Once you’re in Hawaii, it’s simple and fast to get to and explore the other Hawaiian Islands. Multiple carriers (including Hawaiian Airlines and Mokulele Airlines) offer short flights between islands; in some cases, you may need to connect through Oahu to reach neighbor islands.
The USA’s 50th state is considered a once-in-a-lifetime destination for good reason. The signature offerings of the Hawaiian islands – beaches, surfing, and luaus (parties) – all live up to the hype, but visitors should be sure to take in the islands’ native culture and unique cuisine.
This is a field guide to common underwater plants & animals of the Hawaiian Islands with spectacular photographs of sea creatures in their habitats. The book starts with a thorough discussion of the geological formation & biological isolation of the Hawaiian Islands, the development & ecology of coral reefs, the diversity of underwater habitats & a unique section.
A brief summary of the geography, climate, and geomorphology is given. Streams develop slowly after the extinction of a volcano because of the high permeability of the rock.
Once established they cut rapidly because of the steep slopes and fractured condition of the rock. Stream erosion varies enormously on different slopes of the same mountain due to the great differences in. Again, the isolated geographic setting of the islands, established by geologic origin, has been the ultimate controlling element.
This book deals mainly with the earth science of that portion of the Earth’s lithosphere occupied by the Hawaiian Islands and even more specifically with the geologic history of the island of Kauai. A Field Guide to the Birds of Hawaii and the Tropical Pacific is a book by Harold Douglas Pratt, Jr., Phillip L.
Bruner and Delwyn G. Berrett (with illustrations by Pratt). It is published by Princeton University Press and is produced as both hardback (ISBN ) and softback (ISBN ) book is primarily a field guide to birds found Country: United States. Hawaii Catalog Additions / Changes to this catalog are noted in this color for Hazlett, R.
/ GEOLOGICAL FIELD GUIDE, Revised Edition, KILAUEA VOLUME, Claremont,pb, pages, 54 figs., travel log, - 1 - $ 40 Sherman, G. / SOME OF THE MINERAL RESOURCES OF THE HAWAIIAN ISLANDS, Hawaii SP 1, Honolulu,pb, 28 pages.
State Maps. Hawaii International Map of the World, Sheet NE/NF-4,5, , U.S. Geological Survey, (MB) ; Hawaii original scaleFrom the U.S. National Atlas, (K) ; Hawaii (outline map) JPEG format (76K) County boundaries and names. U.S. Bureau of the Census, Hawaii (reference map) JPEG format (K) Shaded relief map .The geologically recent volcanic eruptions attest to the fact that the Galapagos Islands are a place born of fire.
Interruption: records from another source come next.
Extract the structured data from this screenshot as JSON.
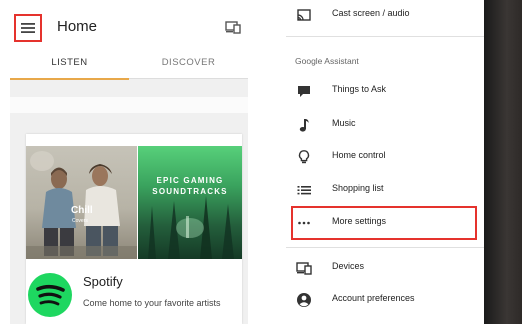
{
  "left_app": {
    "title": "Home",
    "tabs": [
      {
        "label": "LISTEN",
        "selected": true
      },
      {
        "label": "DISCOVER",
        "selected": false
      }
    ],
    "card": {
      "art_chill": {
        "title": "Chill",
        "subtitle": "Covers"
      },
      "art_gaming": {
        "title": "EPIC GAMING\nSOUNDTRACKS"
      },
      "provider_name": "Spotify",
      "provider_description": "Come home to your favorite artists"
    }
  },
  "drawer": {
    "top_item": {
      "label": "Cast screen / audio",
      "icon": "cast-icon"
    },
    "section_label": "Google Assistant",
    "assistant_items": [
      {
        "label": "Things to Ask",
        "icon": "chat-icon"
      },
      {
        "label": "Music",
        "icon": "music-note-icon"
      },
      {
        "label": "Home control",
        "icon": "lightbulb-icon"
      },
      {
        "label": "Shopping list",
        "icon": "list-icon"
      },
      {
        "label": "More settings",
        "icon": "more-dots-icon",
        "highlighted": true
      }
    ],
    "bottom_items": [
      {
        "label": "Devices",
        "icon": "devices-icon"
      },
      {
        "label": "Account preferences",
        "icon": "account-icon"
      }
    ]
  },
  "colors": {
    "highlight_border": "#e5322d",
    "tab_indicator": "#e8a84a",
    "spotify_green": "#1ed760"
  }
}
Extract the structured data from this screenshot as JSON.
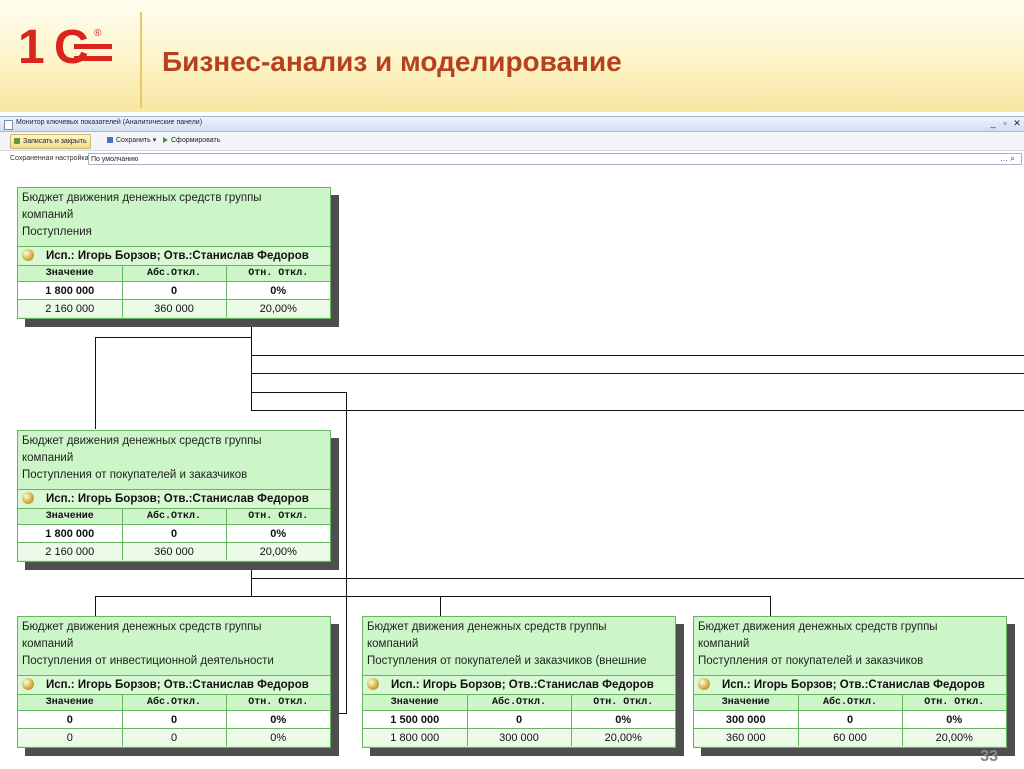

In the last years, a remarkable 50 plus eruptions have occurred, some threatening the unique flora and fauna, some creating new land (such as the new pahoehoe lava flow on Santiago Island) that was unseen in Darwin's time.
Perhaps Galapagos' most .The Hawaiian Islands are formed by volcanic activity, despite the nearest plate margin being 3, km away. Some geologists have suggested that a ' hot spot ' in the mantle, which remains stationary as the Pacific Plate moves over it, explains the existence of the island chain.